The Torpedo So Good No One Knew Where it Came From


The Type 93 Torpedo, colloquially known by military historians as the Long Lance, was easily one of the most high-tech things on or in the water during the whole of WW2. One of the reasons it was considered so advanced was because of its simply ridiculous range compared to other torpedoes of the day.

As you can see using this handy chart, the Type 93 Torpedo had literally double the potential range of the torpedoes the Americans were using at that time. In fact, under the right conditions the Type 93 could, theoretically, hit a target from 8 times further away than the nearest comparable allied torpedo. It was that good.

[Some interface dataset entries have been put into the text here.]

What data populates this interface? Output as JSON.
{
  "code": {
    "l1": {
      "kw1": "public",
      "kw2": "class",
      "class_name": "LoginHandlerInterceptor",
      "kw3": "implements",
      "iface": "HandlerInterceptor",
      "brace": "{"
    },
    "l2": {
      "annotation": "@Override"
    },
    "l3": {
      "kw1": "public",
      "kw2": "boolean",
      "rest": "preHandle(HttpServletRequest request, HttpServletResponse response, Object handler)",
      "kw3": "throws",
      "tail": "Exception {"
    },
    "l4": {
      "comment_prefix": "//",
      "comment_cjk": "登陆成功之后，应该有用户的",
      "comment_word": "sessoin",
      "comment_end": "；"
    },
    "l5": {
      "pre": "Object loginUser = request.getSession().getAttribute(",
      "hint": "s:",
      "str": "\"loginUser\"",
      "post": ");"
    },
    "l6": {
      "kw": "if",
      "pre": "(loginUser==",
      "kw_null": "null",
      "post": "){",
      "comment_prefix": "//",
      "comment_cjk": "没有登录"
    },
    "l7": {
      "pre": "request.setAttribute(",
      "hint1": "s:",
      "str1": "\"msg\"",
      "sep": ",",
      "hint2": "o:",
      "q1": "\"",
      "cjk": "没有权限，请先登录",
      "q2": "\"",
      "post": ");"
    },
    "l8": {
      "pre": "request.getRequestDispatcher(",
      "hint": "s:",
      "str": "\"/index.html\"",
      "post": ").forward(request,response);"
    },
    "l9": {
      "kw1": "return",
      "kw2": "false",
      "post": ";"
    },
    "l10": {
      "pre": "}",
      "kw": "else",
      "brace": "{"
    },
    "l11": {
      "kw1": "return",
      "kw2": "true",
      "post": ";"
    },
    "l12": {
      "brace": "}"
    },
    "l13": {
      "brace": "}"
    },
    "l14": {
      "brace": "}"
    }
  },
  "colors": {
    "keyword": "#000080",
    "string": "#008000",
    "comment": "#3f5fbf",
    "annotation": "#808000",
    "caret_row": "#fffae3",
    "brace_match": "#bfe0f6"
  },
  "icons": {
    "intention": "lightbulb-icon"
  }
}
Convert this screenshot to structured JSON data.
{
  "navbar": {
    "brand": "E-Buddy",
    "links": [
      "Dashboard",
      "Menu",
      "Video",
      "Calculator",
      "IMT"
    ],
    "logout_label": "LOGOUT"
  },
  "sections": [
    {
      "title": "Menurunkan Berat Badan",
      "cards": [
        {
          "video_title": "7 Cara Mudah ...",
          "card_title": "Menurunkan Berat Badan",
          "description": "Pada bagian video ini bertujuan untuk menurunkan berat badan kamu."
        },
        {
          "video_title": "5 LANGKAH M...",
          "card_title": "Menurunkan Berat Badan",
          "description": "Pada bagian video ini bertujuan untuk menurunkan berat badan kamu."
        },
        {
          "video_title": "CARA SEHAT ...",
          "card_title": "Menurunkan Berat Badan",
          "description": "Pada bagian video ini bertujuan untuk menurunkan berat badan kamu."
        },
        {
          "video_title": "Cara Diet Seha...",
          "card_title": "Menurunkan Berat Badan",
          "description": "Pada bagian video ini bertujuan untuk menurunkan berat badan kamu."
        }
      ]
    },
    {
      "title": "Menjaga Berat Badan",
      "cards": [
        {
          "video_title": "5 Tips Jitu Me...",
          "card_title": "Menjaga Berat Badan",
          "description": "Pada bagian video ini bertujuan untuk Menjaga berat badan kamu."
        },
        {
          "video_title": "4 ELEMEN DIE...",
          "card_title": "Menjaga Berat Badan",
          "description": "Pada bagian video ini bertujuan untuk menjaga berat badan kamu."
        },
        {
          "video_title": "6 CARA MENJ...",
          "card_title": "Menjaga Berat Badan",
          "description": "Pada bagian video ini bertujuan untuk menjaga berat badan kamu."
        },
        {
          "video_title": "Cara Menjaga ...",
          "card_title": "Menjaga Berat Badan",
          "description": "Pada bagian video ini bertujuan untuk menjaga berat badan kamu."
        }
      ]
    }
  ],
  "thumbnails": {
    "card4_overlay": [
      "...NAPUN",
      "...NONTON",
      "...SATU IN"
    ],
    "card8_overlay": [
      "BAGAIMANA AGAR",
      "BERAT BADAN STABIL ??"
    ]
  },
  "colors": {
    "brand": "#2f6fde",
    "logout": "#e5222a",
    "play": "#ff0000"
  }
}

The range was so unthinkable that when Allied forces first started being hit by these things, they had no idea where the hell they were being fired from. This was because they used their own torpedoes as a frame of reference when it came to gauging where the shots had been fired from. Since their torpedoes had a range that was (at least) half of what the Type 93 was capable of, when the figures were plotted on a map, the shots would appear as though they were being fired from an empty section of the ocean. This led the Allies to beging assuming that the Japanese were sometimes attacking them from tiny hidden submarines working alongside their various warships.

The Japanese actually had tiny submarines, but that's a story for another day.
The Japanese actually had tiny submarines, but that’s a story for another day.

In fact, intitally, the Allies refused to believe that the Type 93 even existed because its range and power was so unbelievable and it wasn’t uncommon for the Allies to blame hits from Type 93’s on mines. This, coupled with the fact that Type 93 left almost no trail in the water, it was pretty much a secret until about halfway through the war when the Allies captured a bunch of secret Japanese documents detailing its existence. Only then did they realise, “holy crap these things kick all kinds of ass, we have to get our hands on one!”.

However, getting hold of one of the torpedoes proved to be especially difficult because the Japanese had a nasty habit of throwing them overboard as soon as they came under attack. Not because they wanted to protect the valuable science contained inside them mind you, but because they had a habit of randomly exploding if they were knocked nudged about. We honestly wouldn’t be surprised if we found out that, that was a deliberate feature included to ensure that each Type 93 had a 100% kill ratio.